The answer is every record that follows, printed exactly.

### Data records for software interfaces
--- --- ---

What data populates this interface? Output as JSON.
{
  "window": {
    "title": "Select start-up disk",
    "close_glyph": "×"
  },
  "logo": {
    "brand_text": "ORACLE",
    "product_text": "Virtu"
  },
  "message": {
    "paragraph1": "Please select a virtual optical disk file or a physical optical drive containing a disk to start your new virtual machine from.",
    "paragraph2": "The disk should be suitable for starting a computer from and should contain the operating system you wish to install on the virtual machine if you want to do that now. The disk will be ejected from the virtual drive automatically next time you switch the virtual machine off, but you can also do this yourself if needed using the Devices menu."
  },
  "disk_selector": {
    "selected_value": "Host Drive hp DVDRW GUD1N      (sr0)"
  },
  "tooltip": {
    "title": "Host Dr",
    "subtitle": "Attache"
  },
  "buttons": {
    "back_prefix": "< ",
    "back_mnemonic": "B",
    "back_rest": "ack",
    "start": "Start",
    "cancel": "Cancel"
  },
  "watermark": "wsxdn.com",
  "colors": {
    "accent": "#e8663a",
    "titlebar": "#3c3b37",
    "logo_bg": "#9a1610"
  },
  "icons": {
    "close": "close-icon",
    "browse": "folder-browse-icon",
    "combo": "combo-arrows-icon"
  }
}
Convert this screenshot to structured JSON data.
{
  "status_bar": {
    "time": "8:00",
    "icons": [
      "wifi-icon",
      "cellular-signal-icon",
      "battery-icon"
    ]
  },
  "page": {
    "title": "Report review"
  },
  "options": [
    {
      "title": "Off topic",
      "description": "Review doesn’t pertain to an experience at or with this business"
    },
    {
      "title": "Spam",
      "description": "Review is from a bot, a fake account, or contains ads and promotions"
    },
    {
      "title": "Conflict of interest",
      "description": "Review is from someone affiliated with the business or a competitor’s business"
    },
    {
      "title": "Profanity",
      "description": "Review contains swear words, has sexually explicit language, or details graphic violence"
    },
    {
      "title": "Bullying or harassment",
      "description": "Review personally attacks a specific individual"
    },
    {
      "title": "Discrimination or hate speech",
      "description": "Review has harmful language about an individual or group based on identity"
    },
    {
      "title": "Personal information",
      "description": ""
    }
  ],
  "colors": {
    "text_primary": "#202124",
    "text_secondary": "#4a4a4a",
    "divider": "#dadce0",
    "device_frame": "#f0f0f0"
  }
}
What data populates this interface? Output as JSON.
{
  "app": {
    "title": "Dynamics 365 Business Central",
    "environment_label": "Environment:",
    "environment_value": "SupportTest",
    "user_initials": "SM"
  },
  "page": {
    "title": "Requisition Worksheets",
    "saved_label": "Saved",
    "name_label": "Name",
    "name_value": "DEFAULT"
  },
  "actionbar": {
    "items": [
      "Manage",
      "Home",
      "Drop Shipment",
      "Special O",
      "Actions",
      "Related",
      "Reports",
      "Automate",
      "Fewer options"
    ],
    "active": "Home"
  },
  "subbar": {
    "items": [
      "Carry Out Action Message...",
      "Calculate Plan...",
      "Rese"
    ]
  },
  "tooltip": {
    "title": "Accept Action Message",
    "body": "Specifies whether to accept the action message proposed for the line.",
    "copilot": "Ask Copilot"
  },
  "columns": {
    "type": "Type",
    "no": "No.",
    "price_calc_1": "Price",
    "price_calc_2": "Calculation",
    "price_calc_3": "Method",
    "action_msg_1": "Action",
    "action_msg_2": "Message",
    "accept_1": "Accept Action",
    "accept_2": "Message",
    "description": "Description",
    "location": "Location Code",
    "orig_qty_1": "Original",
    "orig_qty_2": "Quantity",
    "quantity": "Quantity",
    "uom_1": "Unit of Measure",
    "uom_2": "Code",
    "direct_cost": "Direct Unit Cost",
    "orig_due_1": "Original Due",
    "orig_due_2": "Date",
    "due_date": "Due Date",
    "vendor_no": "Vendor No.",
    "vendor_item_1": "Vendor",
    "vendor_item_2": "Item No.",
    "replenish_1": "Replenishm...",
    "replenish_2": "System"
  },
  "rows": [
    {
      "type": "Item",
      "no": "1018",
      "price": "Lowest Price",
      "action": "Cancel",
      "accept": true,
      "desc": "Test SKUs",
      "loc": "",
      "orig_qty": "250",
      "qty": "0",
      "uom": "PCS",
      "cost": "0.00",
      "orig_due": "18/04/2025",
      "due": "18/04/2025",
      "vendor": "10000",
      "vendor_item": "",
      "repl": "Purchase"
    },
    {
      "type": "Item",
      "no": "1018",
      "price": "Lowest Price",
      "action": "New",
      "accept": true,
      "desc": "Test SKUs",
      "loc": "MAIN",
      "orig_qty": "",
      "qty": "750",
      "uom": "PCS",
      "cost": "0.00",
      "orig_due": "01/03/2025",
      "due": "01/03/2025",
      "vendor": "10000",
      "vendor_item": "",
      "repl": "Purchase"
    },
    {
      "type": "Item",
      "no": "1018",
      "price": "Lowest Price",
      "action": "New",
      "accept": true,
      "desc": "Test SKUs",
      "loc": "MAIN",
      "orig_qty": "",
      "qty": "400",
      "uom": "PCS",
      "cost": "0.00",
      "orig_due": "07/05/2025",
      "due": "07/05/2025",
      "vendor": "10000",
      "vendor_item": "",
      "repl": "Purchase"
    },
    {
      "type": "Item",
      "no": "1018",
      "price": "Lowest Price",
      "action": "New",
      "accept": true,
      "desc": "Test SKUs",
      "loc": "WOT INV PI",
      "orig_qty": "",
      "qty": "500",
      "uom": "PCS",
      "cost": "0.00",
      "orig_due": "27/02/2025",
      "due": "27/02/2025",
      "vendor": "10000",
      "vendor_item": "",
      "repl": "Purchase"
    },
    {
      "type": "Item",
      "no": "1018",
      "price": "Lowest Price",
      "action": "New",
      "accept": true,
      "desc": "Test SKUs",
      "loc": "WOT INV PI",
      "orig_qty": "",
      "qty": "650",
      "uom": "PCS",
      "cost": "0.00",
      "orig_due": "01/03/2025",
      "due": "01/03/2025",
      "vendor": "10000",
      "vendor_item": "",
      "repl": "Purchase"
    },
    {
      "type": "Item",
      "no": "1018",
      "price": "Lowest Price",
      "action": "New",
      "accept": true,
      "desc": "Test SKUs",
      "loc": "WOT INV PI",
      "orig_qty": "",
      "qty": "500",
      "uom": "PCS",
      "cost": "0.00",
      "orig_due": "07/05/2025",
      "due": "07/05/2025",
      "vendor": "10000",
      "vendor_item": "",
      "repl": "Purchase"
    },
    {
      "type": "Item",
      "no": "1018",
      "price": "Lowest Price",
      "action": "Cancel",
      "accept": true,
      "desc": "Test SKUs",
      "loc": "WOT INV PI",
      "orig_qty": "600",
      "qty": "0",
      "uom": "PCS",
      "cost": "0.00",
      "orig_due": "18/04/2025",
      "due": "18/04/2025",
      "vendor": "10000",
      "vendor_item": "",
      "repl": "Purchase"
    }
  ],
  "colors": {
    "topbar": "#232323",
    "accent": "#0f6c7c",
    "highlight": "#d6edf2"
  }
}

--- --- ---

### YOUR SOLUTION
What data populates this interface? Output as JSON.
{
  "window": {
    "title": "Select start-up disk",
    "close_glyph": "×"
  },
  "logo": {
    "brand_text": "ORACLE",
    "product_text": "Virtu"
  },
  "message": {
    "paragraph1": "Please select a virtual optical disk file or a physical optical drive containing a disk to start your new virtual machine from.",
    "paragraph2": "The disk should be suitable for starting a computer from and should contain the operating system you wish to install on the virtual machine if you want to do that now. The disk will be ejected from the virtual drive automatically next time you switch the virtual machine off, but you can also do this yourself if needed using the Devices menu."
  },
  "disk_selector": {
    "selected_value": "Host Drive hp DVDRW GUD1N      (sr0)"
  },
  "tooltip": {
    "title": "Host Dr",
    "subtitle": "Attache"
  },
  "buttons": {
    "back_prefix": "< ",
    "back_mnemonic": "B",
    "back_rest": "ack",
    "start": "Start",
    "cancel": "Cancel"
  },
  "watermark": "wsxdn.com",
  "colors": {
    "accent": "#e8663a",
    "titlebar": "#3c3b37",
    "logo_bg": "#9a1610"
  },
  "icons": {
    "close": "close-icon",
    "browse": "folder-browse-icon",
    "combo": "combo-arrows-icon"
  }
}
Convert this screenshot to structured JSON data.
{
  "status_bar": {
    "time": "8:00",
    "icons": [
      "wifi-icon",
      "cellular-signal-icon",
      "battery-icon"
    ]
  },
  "page": {
    "title": "Report review"
  },
  "options": [
    {
      "title": "Off topic",
      "description": "Review doesn’t pertain to an experience at or with this business"
    },
    {
      "title": "Spam",
      "description": "Review is from a bot, a fake account, or contains ads and promotions"
    },
    {
      "title": "Conflict of interest",
      "description": "Review is from someone affiliated with the business or a competitor’s business"
    },
    {
      "title": "Profanity",
      "description": "Review contains swear words, has sexually explicit language, or details graphic violence"
    },
    {
      "title": "Bullying or harassment",
      "description": "Review personally attacks a specific individual"
    },
    {
      "title": "Discrimination or hate speech",
      "description": "Review has harmful language about an individual or group based on identity"
    },
    {
      "title": "Personal information",
      "description": ""
    }
  ],
  "colors": {
    "text_primary": "#202124",
    "text_secondary": "#4a4a4a",
    "divider": "#dadce0",
    "device_frame": "#f0f0f0"
  }
}
What data populates this interface? Output as JSON.
{
  "app": {
    "title": "Dynamics 365 Business Central",
    "environment_label": "Environment:",
    "environment_value": "SupportTest",
    "user_initials": "SM"
  },
  "page": {
    "title": "Requisition Worksheets",
    "saved_label": "Saved",
    "name_label": "Name",
    "name_value": "DEFAULT"
  },
  "actionbar": {
    "items": [
      "Manage",
      "Home",
      "Drop Shipment",
      "Special O",
      "Actions",
      "Related",
      "Reports",
      "Automate",
      "Fewer options"
    ],
    "active": "Home"
  },
  "subbar": {
    "items": [
      "Carry Out Action Message...",
      "Calculate Plan...",
      "Rese"
    ]
  },
  "tooltip": {
    "title": "Accept Action Message",
    "body": "Specifies whether to accept the action message proposed for the line.",
    "copilot": "Ask Copilot"
  },
  "columns": {
    "type": "Type",
    "no": "No.",
    "price_calc_1": "Price",
    "price_calc_2": "Calculation",
    "price_calc_3": "Method",
    "action_msg_1": "Action",
    "action_msg_2": "Message",
    "accept_1": "Accept Action",
    "accept_2": "Message",
    "description": "Description",
    "location": "Location Code",
    "orig_qty_1": "Original",
    "orig_qty_2": "Quantity",
    "quantity": "Quantity",
    "uom_1": "Unit of Measure",
    "uom_2": "Code",
    "direct_cost": "Direct Unit Cost",
    "orig_due_1": "Original Due",
    "orig_due_2": "Date",
    "due_date": "Due Date",
    "vendor_no": "Vendor No.",
    "vendor_item_1": "Vendor",
    "vendor_item_2": "Item No.",
    "replenish_1": "Replenishm...",
    "replenish_2": "System"
  },
  "rows": [
    {
      "type": "Item",
      "no": "1018",
      "price": "Lowest Price",
      "action": "Cancel",
      "accept": true,
      "desc": "Test SKUs",
      "loc": "",
      "orig_qty": "250",
      "qty": "0",
      "uom": "PCS",
      "cost": "0.00",
      "orig_due": "18/04/2025",
      "due": "18/04/2025",
      "vendor": "10000",
      "vendor_item": "",
      "repl": "Purchase"
    },
    {
      "type": "Item",
      "no": "1018",
      "price": "Lowest Price",
      "action": "New",
      "accept": true,
      "desc": "Test SKUs",
      "loc": "MAIN",
      "orig_qty": "",
      "qty": "750",
      "uom": "PCS",
      "cost": "0.00",
      "orig_due": "01/03/2025",
      "due": "01/03/2025",
      "vendor": "10000",
      "vendor_item": "",
      "repl": "Purchase"
    },
    {
      "type": "Item",
      "no": "1018",
      "price": "Lowest Price",
      "action": "New",
      "accept": true,
      "desc": "Test SKUs",
      "loc": "MAIN",
      "orig_qty": "",
      "qty": "400",
      "uom": "PCS",
      "cost": "0.00",
      "orig_due": "07/05/2025",
      "due": "07/05/2025",
      "vendor": "10000",
      "vendor_item": "",
      "repl": "Purchase"
    },
    {
      "type": "Item",
      "no": "1018",
      "price": "Lowest Price",
      "action": "New",
      "accept": true,
      "desc": "Test SKUs",
      "loc": "WOT INV PI",
      "orig_qty": "",
      "qty": "500",
      "uom": "PCS",
      "cost": "0.00",
      "orig_due": "27/02/2025",
      "due": "27/02/2025",
      "vendor": "10000",
      "vendor_item": "",
      "repl": "Purchase"
    },
    {
      "type": "Item",
      "no": "1018",
      "price": "Lowest Price",
      "action": "New",
      "accept": true,
      "desc": "Test SKUs",
      "loc": "WOT INV PI",
      "orig_qty": "",
      "qty": "650",
      "uom": "PCS",
      "cost": "0.00",
      "orig_due": "01/03/2025",
      "due": "01/03/2025",
      "vendor": "10000",
      "vendor_item": "",
      "repl": "Purchase"
    },
    {
      "type": "Item",
      "no": "1018",
      "price": "Lowest Price",
      "action": "New",
      "accept": true,
      "desc": "Test SKUs",
      "loc": "WOT INV PI",
      "orig_qty": "",
      "qty": "500",
      "uom": "PCS",
      "cost": "0.00",
      "orig_due": "07/05/2025",
      "due": "07/05/2025",
      "vendor": "10000",
      "vendor_item": "",
      "repl": "Purchase"
    },
    {
      "type": "Item",
      "no": "1018",
      "price": "Lowest Price",
      "action": "Cancel",
      "accept": true,
      "desc": "Test SKUs",
      "loc": "WOT INV PI",
      "orig_qty": "600",
      "qty": "0",
      "uom": "PCS",
      "cost": "0.00",
      "orig_due": "18/04/2025",
      "due": "18/04/2025",
      "vendor": "10000",
      "vendor_item": "",
      "repl": "Purchase"
    }
  ],
  "colors": {
    "topbar": "#232323",
    "accent": "#0f6c7c",
    "highlight": "#d6edf2"
  }
}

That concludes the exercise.